I'd rather have nice clean snow than the icky, sticky mud. It
seems like foot abscesses are a way of life in the winter, which
are no fun. They hurt big time. Please take care of us if we show
signs of lameness. Depending upon your level of experience, you
may be able to take care of us, but if in doubt, please call your
vet to treat the problem. Foot abscesses are not only painful,
but can become serious problems if they get infected.
There are a couple of other problems common
during the wet winters, such as "mud fever", which is from standing
around in the mud, "rain rot", which forms scabs on the horses'
coats from being out in the rain. These should be recognized and
treated. If you don't have the experience, please contact your
vet to take care of us. We also develop the snotty noses and coughs
just like people, especially if there is a lot of traffic of horses
coming and going from different places. We really don't have to
worry about that here at the farm, but when Pam gets a new horse
in she'll "quarantine" him/her for several days, just in case

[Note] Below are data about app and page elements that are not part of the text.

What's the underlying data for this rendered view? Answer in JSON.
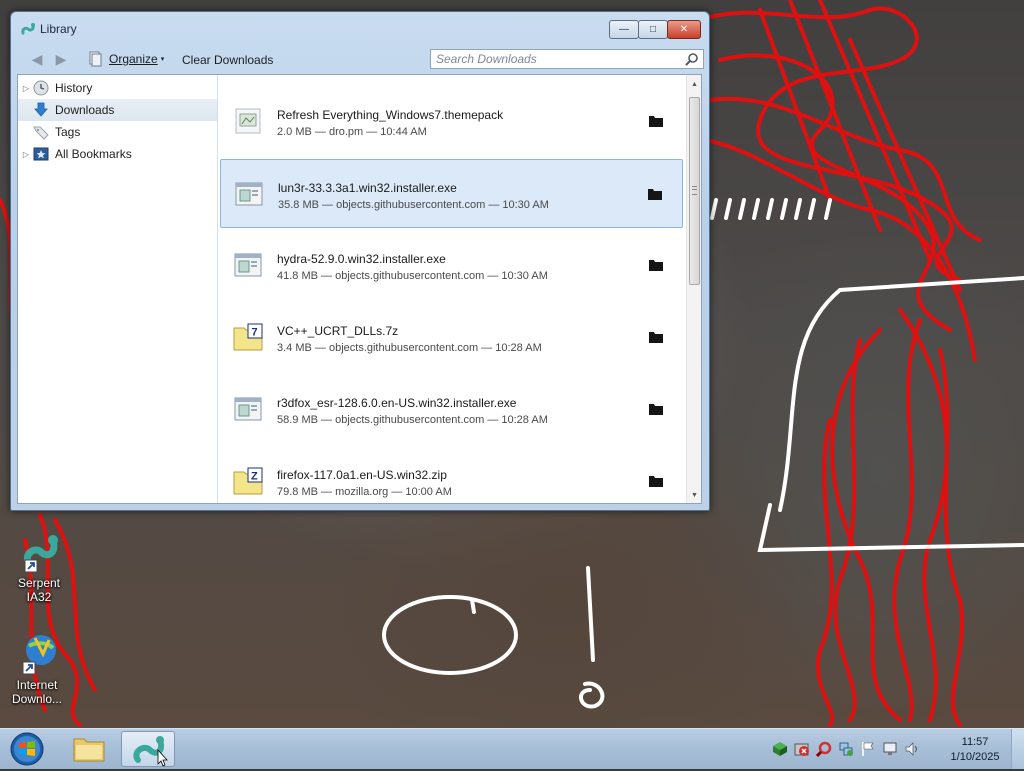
{
  "window": {
    "title": "Library",
    "minimize_glyph": "—",
    "maximize_glyph": "□",
    "close_glyph": "✕"
  },
  "toolbar": {
    "back_glyph": "◀",
    "forward_glyph": "▶",
    "organize_label": "Organize",
    "organize_caret": "▾",
    "clear_downloads_label": "Clear Downloads",
    "search_placeholder": "Search Downloads"
  },
  "sidebar": {
    "items": [
      {
        "label": "History",
        "icon": "clock-icon",
        "expandable": true,
        "selected": false
      },
      {
        "label": "Downloads",
        "icon": "download-arrow-icon",
        "expandable": false,
        "selected": true
      },
      {
        "label": "Tags",
        "icon": "tag-icon",
        "expandable": false,
        "selected": false
      },
      {
        "label": "All Bookmarks",
        "icon": "bookmarks-folder-icon",
        "expandable": true,
        "selected": false
      }
    ]
  },
  "downloads": [
    {
      "name": "Refresh Everything_Windows7.themepack",
      "meta": "2.0 MB — dro.pm — 10:44 AM",
      "icon": "themepack-file-icon",
      "selected": false
    },
    {
      "name": "lun3r-33.3.3a1.win32.installer.exe",
      "meta": "35.8 MB — objects.githubusercontent.com — 10:30 AM",
      "icon": "exe-file-icon",
      "selected": true
    },
    {
      "name": "hydra-52.9.0.win32.installer.exe",
      "meta": "41.8 MB — objects.githubusercontent.com — 10:30 AM",
      "icon": "exe-file-icon",
      "selected": false
    },
    {
      "name": "VC++_UCRT_DLLs.7z",
      "meta": "3.4 MB — objects.githubusercontent.com — 10:28 AM",
      "icon": "7z-archive-icon",
      "selected": false
    },
    {
      "name": "r3dfox_esr-128.6.0.en-US.win32.installer.exe",
      "meta": "58.9 MB — objects.githubusercontent.com — 10:28 AM",
      "icon": "exe-file-icon",
      "selected": false
    },
    {
      "name": "firefox-117.0a1.en-US.win32.zip",
      "meta": "79.8 MB — mozilla.org — 10:00 AM",
      "icon": "zip-archive-icon",
      "selected": false
    }
  ],
  "desktop": {
    "icons": [
      {
        "label": "Serpent IA32",
        "icon": "serpent-browser-icon"
      },
      {
        "label": "Internet Downlo...",
        "icon": "internet-download-manager-icon"
      }
    ]
  },
  "taskbar": {
    "clock_time": "11:57",
    "clock_date": "1/10/2025"
  },
  "colors": {
    "selection_bg": "#dce9f8",
    "selection_border": "#8eb4de",
    "annotation_red": "#e01010",
    "annotation_white": "#ffffff"
  }
}
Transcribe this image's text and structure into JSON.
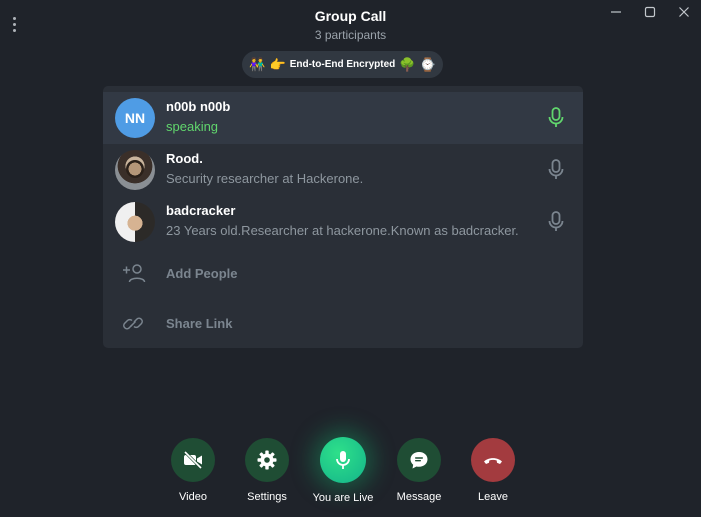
{
  "window": {
    "title": "Group Call",
    "subtitle": "3 participants"
  },
  "encryption_badge": {
    "emoji_left": "👫",
    "emoji_point": "👉",
    "label": "End-to-End Encrypted",
    "emoji_tree": "🌳",
    "emoji_watch": "⌚"
  },
  "participants": [
    {
      "initials": "NN",
      "name": "n00b n00b",
      "status": "speaking",
      "speaking": true
    },
    {
      "name": "Rood.",
      "status": "Security researcher at Hackerone."
    },
    {
      "name": "badcracker",
      "status": "23 Years old.Researcher at hackerone.Known as badcracker."
    }
  ],
  "actions": {
    "add_people": "Add People",
    "share_link": "Share Link"
  },
  "controls": {
    "video": "Video",
    "settings": "Settings",
    "live": "You are Live",
    "message": "Message",
    "leave": "Leave"
  },
  "colors": {
    "background": "#1f232a",
    "panel": "#2a2f37",
    "speaking_green": "#61d66d",
    "control_dark_green": "#1f4d34",
    "live_green": "#14b48a",
    "leave_red": "#a33b3f"
  }
}
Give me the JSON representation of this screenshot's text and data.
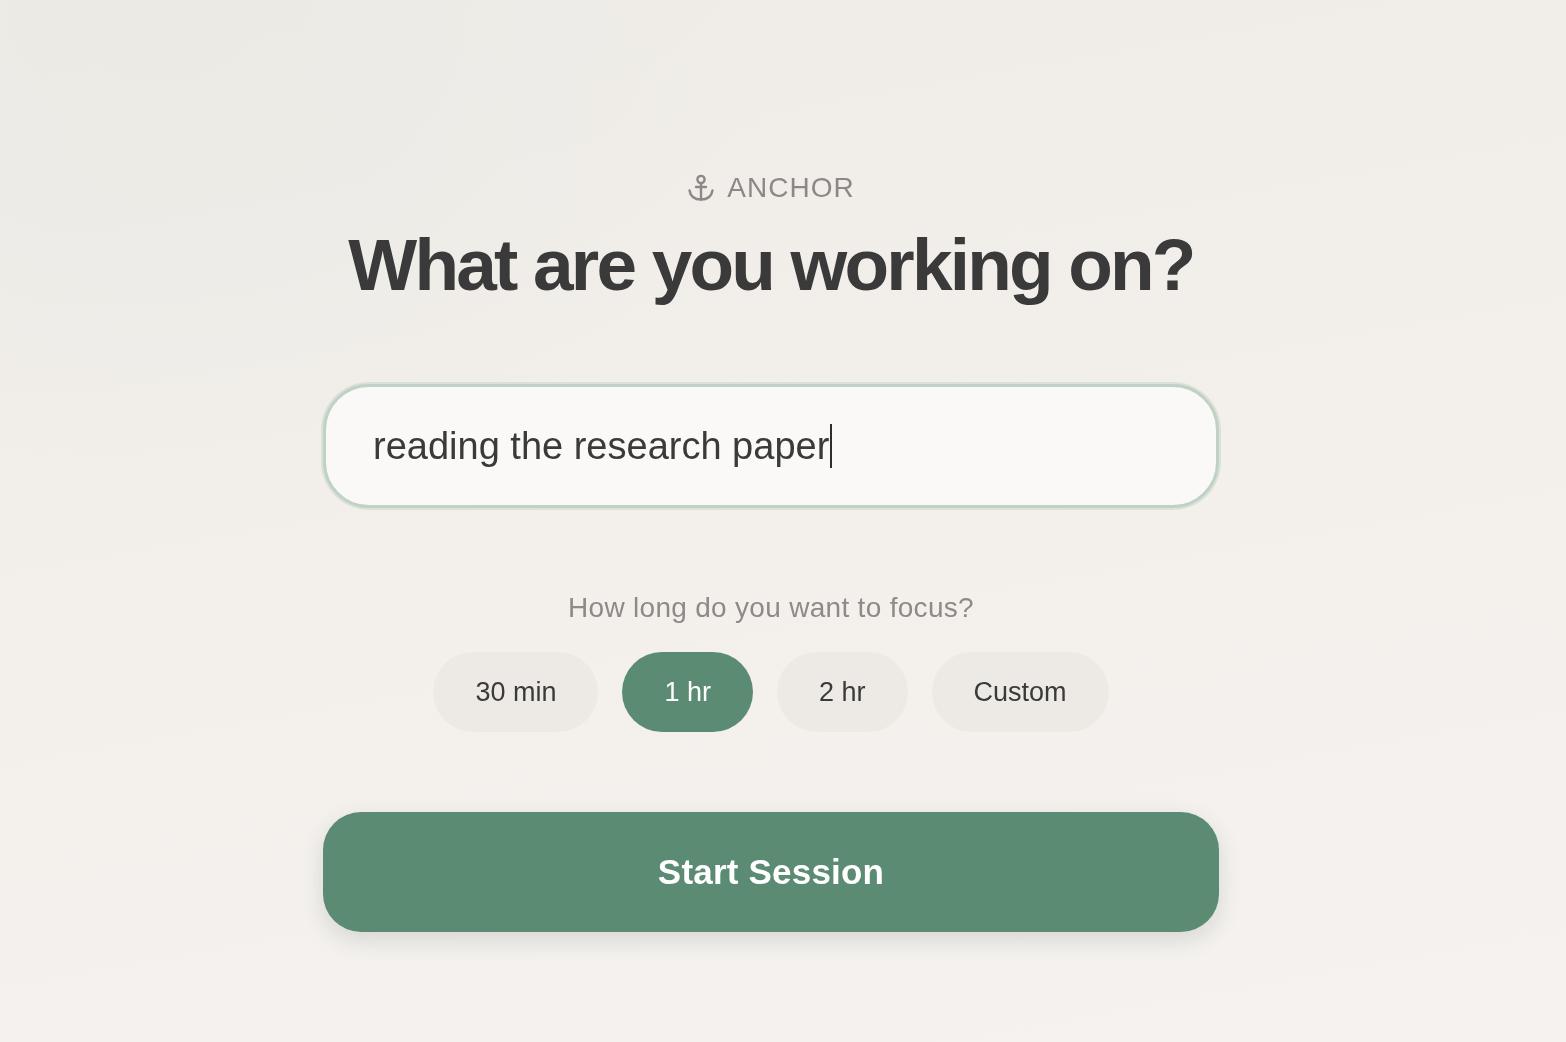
{
  "brand": {
    "name": "ANCHOR"
  },
  "heading": "What are you working on?",
  "task_input": {
    "value": "reading the research paper",
    "focused": true
  },
  "duration": {
    "prompt": "How long do you want to focus?",
    "options": [
      {
        "label": "30 min",
        "selected": false
      },
      {
        "label": "1 hr",
        "selected": true
      },
      {
        "label": "2 hr",
        "selected": false
      },
      {
        "label": "Custom",
        "selected": false
      }
    ]
  },
  "start_button": {
    "label": "Start Session"
  }
}
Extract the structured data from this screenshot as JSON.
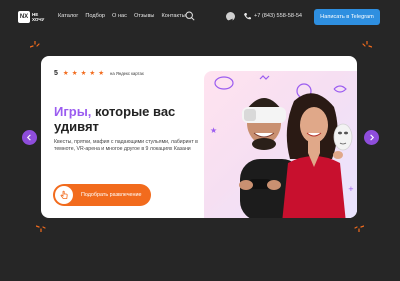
{
  "header": {
    "logo_text": "НЕ ХОЧУ",
    "logo_mark": "NX",
    "nav": [
      "Каталог",
      "Подбор",
      "О нас",
      "Отзывы",
      "Контакты"
    ],
    "phone": "+7 (843) 558-58-54",
    "telegram_button": "Написать в Telegram"
  },
  "hero": {
    "rating_value": "5",
    "rating_stars": 5,
    "rating_label": "на Яндекс картах",
    "title_accent": "Игры,",
    "title_rest": " которые вас удивят",
    "description": "Квесты, прятки, мафия с падающими стульями, лабиринт в темноте, VR-арена и многое другое в 9 локациях Казани",
    "cta_label": "Подобрать развлечение"
  },
  "colors": {
    "background": "#262626",
    "accent_purple": "#9b5cf0",
    "accent_orange": "#f26b1d",
    "telegram_blue": "#2e8fe0"
  },
  "icons": [
    "search-icon",
    "telegram-icon",
    "phone-icon",
    "pointer-hand-icon",
    "arrow-left-icon",
    "arrow-right-icon"
  ]
}
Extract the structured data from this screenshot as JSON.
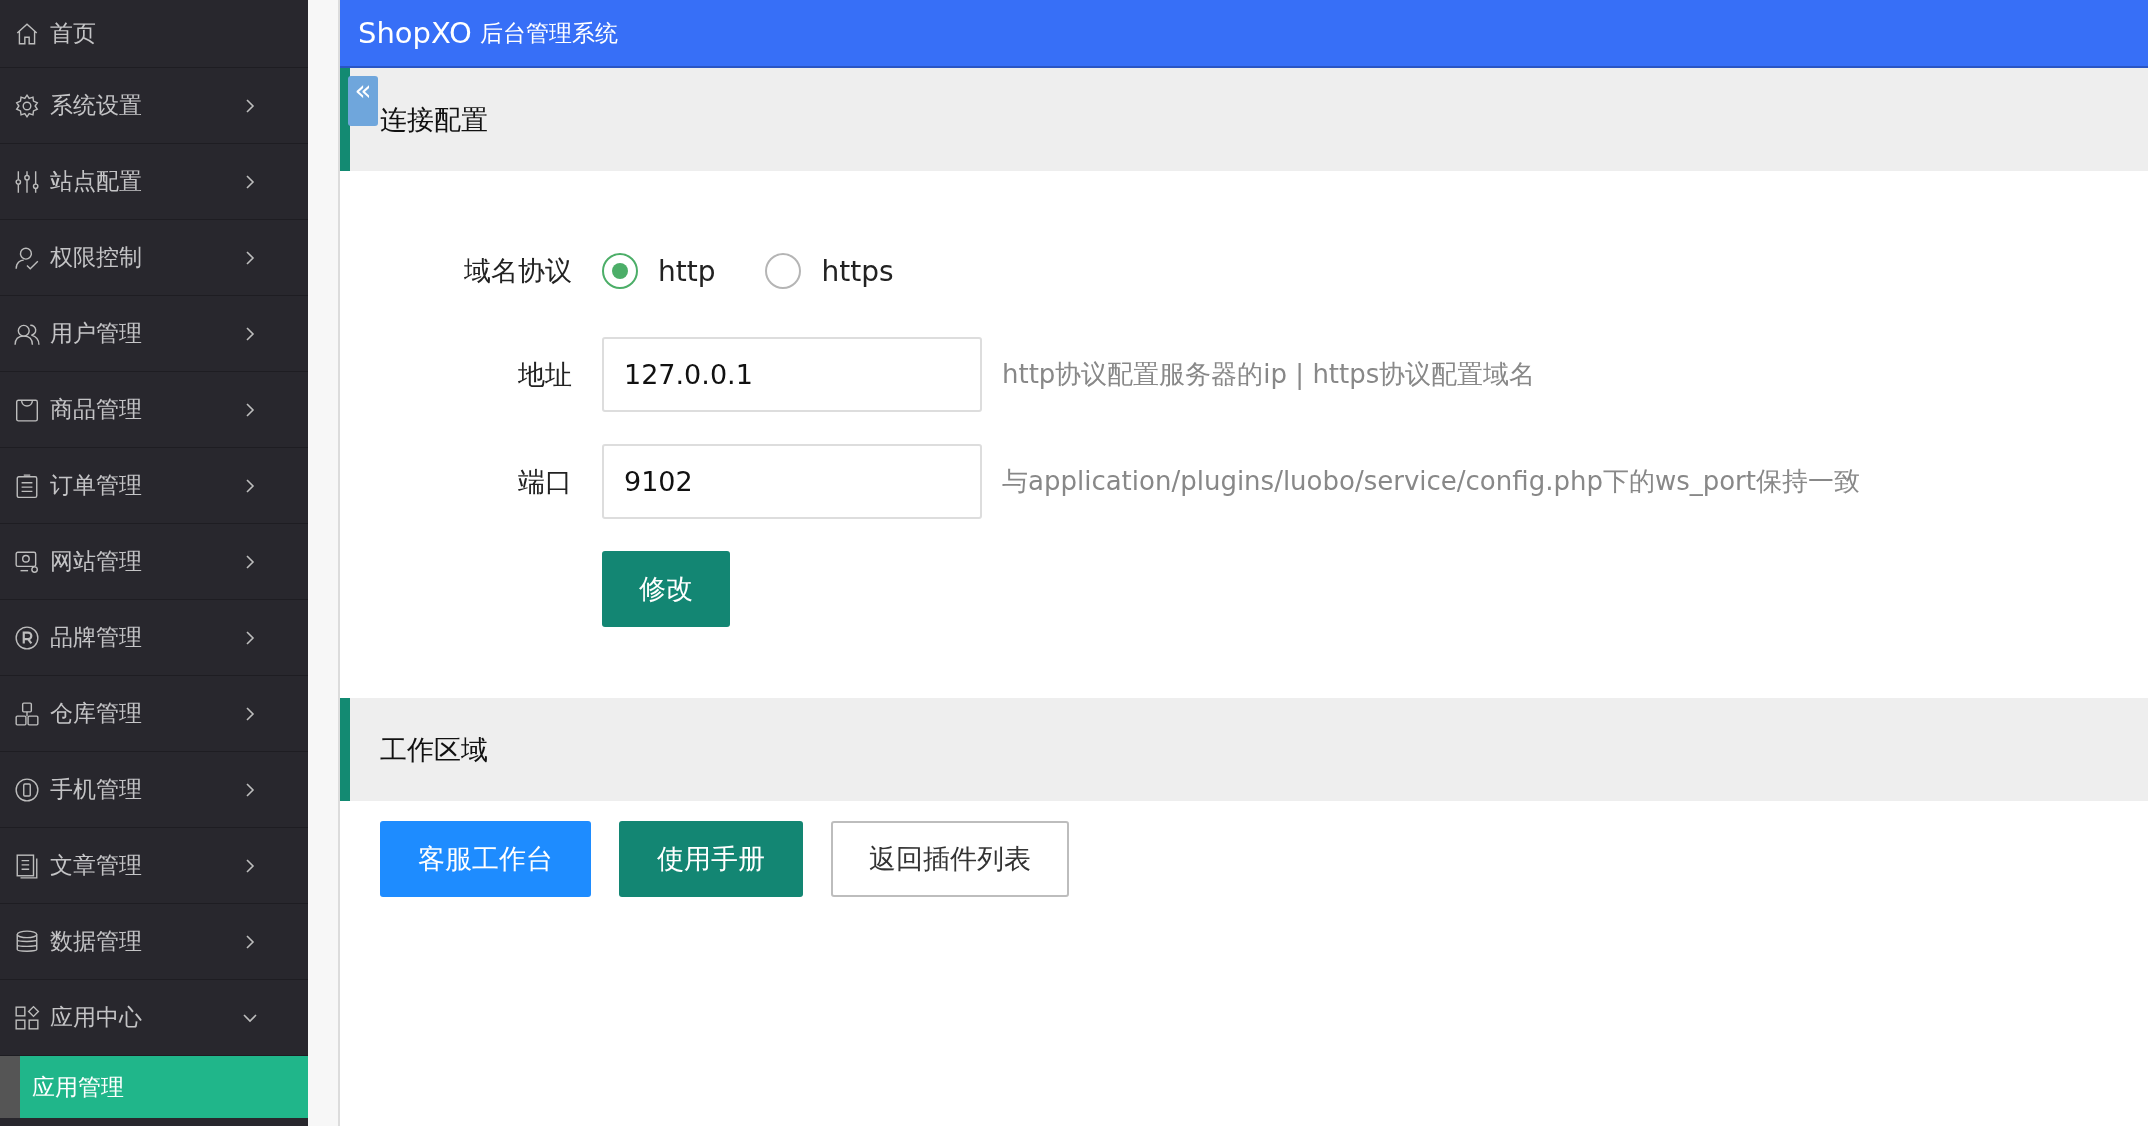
{
  "sidebar": {
    "items": [
      {
        "label": "首页",
        "kind": "link"
      },
      {
        "label": "系统设置",
        "kind": "group",
        "expanded": false
      },
      {
        "label": "站点配置",
        "kind": "group",
        "expanded": false
      },
      {
        "label": "权限控制",
        "kind": "group",
        "expanded": false
      },
      {
        "label": "用户管理",
        "kind": "group",
        "expanded": false
      },
      {
        "label": "商品管理",
        "kind": "group",
        "expanded": false
      },
      {
        "label": "订单管理",
        "kind": "group",
        "expanded": false
      },
      {
        "label": "网站管理",
        "kind": "group",
        "expanded": false
      },
      {
        "label": "品牌管理",
        "kind": "group",
        "expanded": false
      },
      {
        "label": "仓库管理",
        "kind": "group",
        "expanded": false
      },
      {
        "label": "手机管理",
        "kind": "group",
        "expanded": false
      },
      {
        "label": "文章管理",
        "kind": "group",
        "expanded": false
      },
      {
        "label": "数据管理",
        "kind": "group",
        "expanded": false
      },
      {
        "label": "应用中心",
        "kind": "group",
        "expanded": true,
        "children": [
          {
            "label": "应用管理",
            "selected": true
          }
        ]
      }
    ]
  },
  "header": {
    "brand": "ShopXO",
    "subtitle": "后台管理系统"
  },
  "collapse_button": {
    "label": "«"
  },
  "sections": [
    {
      "title": "连接配置",
      "kind": "form",
      "fields": [
        {
          "kind": "radio",
          "label": "域名协议",
          "options": [
            {
              "label": "http",
              "selected": true
            },
            {
              "label": "https",
              "selected": false
            }
          ]
        },
        {
          "kind": "input",
          "label": "地址",
          "value": "127.0.0.1",
          "hint": "http协议配置服务器的ip | https协议配置域名"
        },
        {
          "kind": "input",
          "label": "端口",
          "value": "9102",
          "hint": "与application/plugins/luobo/service/config.php下的ws_port保持一致"
        }
      ],
      "submit": "修改"
    },
    {
      "title": "工作区域",
      "kind": "buttons",
      "buttons": [
        {
          "label": "客服工作台",
          "kind": "primary"
        },
        {
          "label": "使用手册",
          "kind": "success"
        },
        {
          "label": "返回插件列表",
          "kind": "default"
        }
      ]
    }
  ]
}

they brought anything with them that could be transmitted to the
rest of us.
I could go on about lot of stuff, but I hear
my girls calling and wanting my attention. I can't slight them,
so gotta go for now. But before I do I want to wish all you people
out there a horse's perspective of a Merry Christmas and Happy
New Year - carrots, cookies, peppermints, apples, carrots, pats,
cookies, attention, carrots, peppermints. Do you get the message?
Happy Holidays and may all your days be merry ones with one of
I remain as ever,